Etiquette is just the same. It is useful as a tool to demonstrate respect for another person by behaving toward them in a polite manner. And it is just as difficult to get right when the rules are unwritten, nebulous, or ever-changing as is the case with most social spaces. What is proper and polite today is not the same as it was 100 years ago, 10 years ago, or sometimes even last week.
And it is just as useful as a tool of oppression. The people who hold the social power in any space have the privilege of deciding what is polite, proper, and customary. Through a lens of superiority, anyone who fails to achieve proper etiquette is deficient. Anyone whose character needs improvement is therefore unworthy of full consideration.
The more rules and nuance included, the greater the challenge to maintain it, and the greater the degree of control power-holding people have over the behavior of other people. A great deal of time, effort, and money has been invested in learning correct behavior over much of history, especially by women and girls. Even today, classes are available in deportment, manners, etiquette, and social protocol.
As a child, I was highly observant of how adults behaved and of social niceties generally. I wanted everyone around me to feel comfortable all the time, so I put together a mental scrapbook of etiquette and protocol to inform my personal behavior. I was known as the Family Diplomat and I took pride at how well I could navigate social situations without upsetting anyone. It was only in recent years that I finally understood my refusal to ruffle any feathers has allowed unacceptable and unjust behavior to go un-checked and flourish.
I can understand that it seems quite handy to have a prescribed way to interact with people in social and business situations. But it also allows for people to think about other people as objects instead of fellow human beings. If there is a formula for our interaction, then I don't have to get to know you as a person. I can begin our interaction or relationship with certain assumptions and act on those assumptions.

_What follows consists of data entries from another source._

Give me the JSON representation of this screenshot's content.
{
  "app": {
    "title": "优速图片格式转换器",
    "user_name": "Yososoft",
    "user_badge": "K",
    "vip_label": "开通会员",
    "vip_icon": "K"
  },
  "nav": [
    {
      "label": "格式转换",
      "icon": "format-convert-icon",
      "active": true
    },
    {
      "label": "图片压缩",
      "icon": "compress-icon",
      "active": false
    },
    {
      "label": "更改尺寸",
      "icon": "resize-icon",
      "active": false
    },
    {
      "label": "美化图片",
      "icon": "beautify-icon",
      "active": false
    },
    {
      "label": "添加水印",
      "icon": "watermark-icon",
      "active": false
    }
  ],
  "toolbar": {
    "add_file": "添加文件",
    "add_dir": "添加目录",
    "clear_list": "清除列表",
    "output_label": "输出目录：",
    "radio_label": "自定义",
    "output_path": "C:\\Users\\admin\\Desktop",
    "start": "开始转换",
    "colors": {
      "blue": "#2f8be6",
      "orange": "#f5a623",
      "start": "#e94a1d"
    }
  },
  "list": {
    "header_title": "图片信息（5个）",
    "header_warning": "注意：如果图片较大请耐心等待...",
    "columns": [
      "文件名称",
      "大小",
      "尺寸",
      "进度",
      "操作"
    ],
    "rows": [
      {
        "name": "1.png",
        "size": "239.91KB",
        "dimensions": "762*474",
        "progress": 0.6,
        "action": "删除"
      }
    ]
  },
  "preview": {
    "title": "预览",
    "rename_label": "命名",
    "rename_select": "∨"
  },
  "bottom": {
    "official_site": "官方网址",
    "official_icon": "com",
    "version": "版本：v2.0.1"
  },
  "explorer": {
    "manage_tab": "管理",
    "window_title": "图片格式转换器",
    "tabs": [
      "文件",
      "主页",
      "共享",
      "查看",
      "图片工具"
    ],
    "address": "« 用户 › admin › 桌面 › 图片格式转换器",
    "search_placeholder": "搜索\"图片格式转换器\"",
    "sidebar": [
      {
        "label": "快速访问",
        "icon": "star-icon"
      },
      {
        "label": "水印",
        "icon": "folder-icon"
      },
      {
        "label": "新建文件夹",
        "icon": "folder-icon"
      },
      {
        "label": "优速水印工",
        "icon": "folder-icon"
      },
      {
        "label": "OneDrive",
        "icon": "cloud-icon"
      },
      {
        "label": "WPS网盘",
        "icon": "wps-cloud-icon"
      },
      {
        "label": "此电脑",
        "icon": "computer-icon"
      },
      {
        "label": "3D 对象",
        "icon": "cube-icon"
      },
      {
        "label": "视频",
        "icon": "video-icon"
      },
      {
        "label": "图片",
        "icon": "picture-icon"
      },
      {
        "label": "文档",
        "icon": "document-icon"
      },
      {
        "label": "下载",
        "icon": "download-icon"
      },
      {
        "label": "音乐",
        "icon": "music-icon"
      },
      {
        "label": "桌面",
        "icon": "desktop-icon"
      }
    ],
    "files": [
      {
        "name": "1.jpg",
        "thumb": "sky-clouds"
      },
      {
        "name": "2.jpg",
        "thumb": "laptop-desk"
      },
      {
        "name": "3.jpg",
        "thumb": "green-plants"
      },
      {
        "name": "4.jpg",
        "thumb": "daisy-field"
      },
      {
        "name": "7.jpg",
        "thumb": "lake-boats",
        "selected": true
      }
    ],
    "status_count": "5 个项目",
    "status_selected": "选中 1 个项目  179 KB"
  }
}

I see this play out constantly with gender identity. Mainstream society has for a very long time assigned certain clothing, hairstyles, jobs, mannerisms (and much more) to either a male or female gender binary designation. The establishment of this protocol allows two people to automatically know which gender category the person across from them falls into, and then also to extrapolate several other things about them without ever having to ask.
On its face, this may seem like a harmless convenience. But what happens when someone doesn't fit the formula? If we hold etiquette and protocol as the highest authority, then that non-conforming person is a problem to be fixed. But authentic human expression is not a problem. In fact it’s what makes us interesting, and sharing our individuality allows us to have deep and genuine connections with each other.
Humans are fascinating and complex. My personal diplomacy kept me safe through challenging and toxic relationships, but it didn’t get me any closer to understanding the fullness of what it means to be human. When I left those relationships and began to explore myself more completely and express myself more fully, it became far more interesting to discover what an individual person really thinks and feels rather than to divine it using a rubric I crafted out of un-checked assumptions.
As it turns out, almost no one fits the formula (no matter the formula). People are individuals with their own interests, preferences, and quirks. And all the rules of social engagement are imaginary. We created them. Just like all the rules and systems in our society: we can make up new customs of engaging each other at any time and the only limit is our imagination.
Information and Inspiration
Jaydra is a human in-process, working to make the world a better place. Sharing thoughts, feelings, and observations about the human experience.